©Copyright 1993 by the Regents of the University of California
For up-to-date information about California vascular plants, visit the Jepson eFlora.
Perennial, shrub, green root-parasite
Stem prostrate to erect, much-branched
Leaves generally simple, alternate, sessile; blade linear to ovate, hairy, sometimes glandular, tip abruptly pointed
Inflorescence: flowers generally solitary in axils; pedicel bracts 2
Flower bisexual, bilateral; sepals 45, free, conspicuous; petals generally 5, 3 upper linear to clawed, held in ± upright "flag", 2 modified into glands flanking ovary; stamens generally 4, opening by pores; ovary superior, hairy, style slender, recurved
Fruit nut-like, bearing smooth or barbed spines
Genera in family: 1 genus, 17 species: Am, especially tropical
Reference: [Simpson 1989 Fl Neotropica 49:1109]
Pollinating bees collect oils secreted by glandular petals.
Etymology: (Possibly named for J. Kramer, 1700's, Austrian army physician)
Shrub, densely canescent or silky-hairy
Stem < 1 m; branches ± spreading, tips spiny
Leaf narrowly lanceolate
Flower: buds curved upward; sepals reflexed, deep purple-red; flag petals free, blade oblanceolate, base green, tip pink or purple; glandular petals purple, outer face covered with blister-like glands
Fruit ± spheric; spines barbed only at tip
Ecology: Dry, rocky or sandy places, especially on lime soils
Elevation: < 1400 m.
Bioregional distribution: Desert
Distribution outside California: to Nevada, Texas, n Mexico
Flowering time: AprMay
Synonyms: K. canescens A. Gray
Horticultural information: TRY.

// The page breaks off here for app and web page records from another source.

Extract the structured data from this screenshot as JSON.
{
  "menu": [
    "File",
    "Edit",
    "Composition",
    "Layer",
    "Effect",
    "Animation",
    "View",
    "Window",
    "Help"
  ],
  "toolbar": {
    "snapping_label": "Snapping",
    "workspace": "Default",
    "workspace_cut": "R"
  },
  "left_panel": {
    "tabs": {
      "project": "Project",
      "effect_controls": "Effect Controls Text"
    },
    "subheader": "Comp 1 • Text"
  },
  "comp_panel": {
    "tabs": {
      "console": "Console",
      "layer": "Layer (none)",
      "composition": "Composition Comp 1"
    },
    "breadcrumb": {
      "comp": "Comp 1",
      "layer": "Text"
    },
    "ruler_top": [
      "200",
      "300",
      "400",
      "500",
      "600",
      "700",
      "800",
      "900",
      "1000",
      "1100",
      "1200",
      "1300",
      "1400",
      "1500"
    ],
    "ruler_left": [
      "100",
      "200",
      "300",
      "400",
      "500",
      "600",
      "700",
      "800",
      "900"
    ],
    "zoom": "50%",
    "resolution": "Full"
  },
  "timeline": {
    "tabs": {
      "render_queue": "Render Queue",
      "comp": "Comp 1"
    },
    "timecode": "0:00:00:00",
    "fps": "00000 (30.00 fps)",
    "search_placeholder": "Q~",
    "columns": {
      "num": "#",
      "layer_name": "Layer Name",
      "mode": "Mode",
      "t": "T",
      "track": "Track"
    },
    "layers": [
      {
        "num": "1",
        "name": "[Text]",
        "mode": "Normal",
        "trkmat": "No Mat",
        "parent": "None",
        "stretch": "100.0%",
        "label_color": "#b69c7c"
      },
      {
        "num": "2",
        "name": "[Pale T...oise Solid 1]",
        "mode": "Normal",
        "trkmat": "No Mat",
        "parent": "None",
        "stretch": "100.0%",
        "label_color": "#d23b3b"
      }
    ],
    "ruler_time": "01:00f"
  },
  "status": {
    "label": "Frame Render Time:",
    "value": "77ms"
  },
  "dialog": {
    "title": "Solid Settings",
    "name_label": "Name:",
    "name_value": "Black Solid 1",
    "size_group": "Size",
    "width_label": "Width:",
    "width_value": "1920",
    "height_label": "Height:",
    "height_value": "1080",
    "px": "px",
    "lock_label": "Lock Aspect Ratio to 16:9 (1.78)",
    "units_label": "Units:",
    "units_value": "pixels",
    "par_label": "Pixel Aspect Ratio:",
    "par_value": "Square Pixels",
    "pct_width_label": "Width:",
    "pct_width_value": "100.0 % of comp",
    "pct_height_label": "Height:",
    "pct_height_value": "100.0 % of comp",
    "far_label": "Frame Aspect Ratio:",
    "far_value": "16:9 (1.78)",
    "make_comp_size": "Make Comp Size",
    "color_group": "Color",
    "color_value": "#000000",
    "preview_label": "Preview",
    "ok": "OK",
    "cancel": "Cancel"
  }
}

|YOU CAN HELP US make sure that our distributional information is correct and current. If you know that a plant occurs in a wild, reproducing state in a Jepson bioregion NOT highlighted on the map, please contact us with that information. Please realize that we cannot incorporate range extensions without access to a voucher specimen, which should (ultimately) be deposited in an herbarium. You can send the pressed, dried collection (with complete locality information indicated) to us (e-mail us for details) or refer us to an accessioned herbarium specimen. Non-occurrence of a plant in an indicated area is difficult to document, but we will especially value your input on those types of possible errors (see automatic conversion of distribution data to maps).|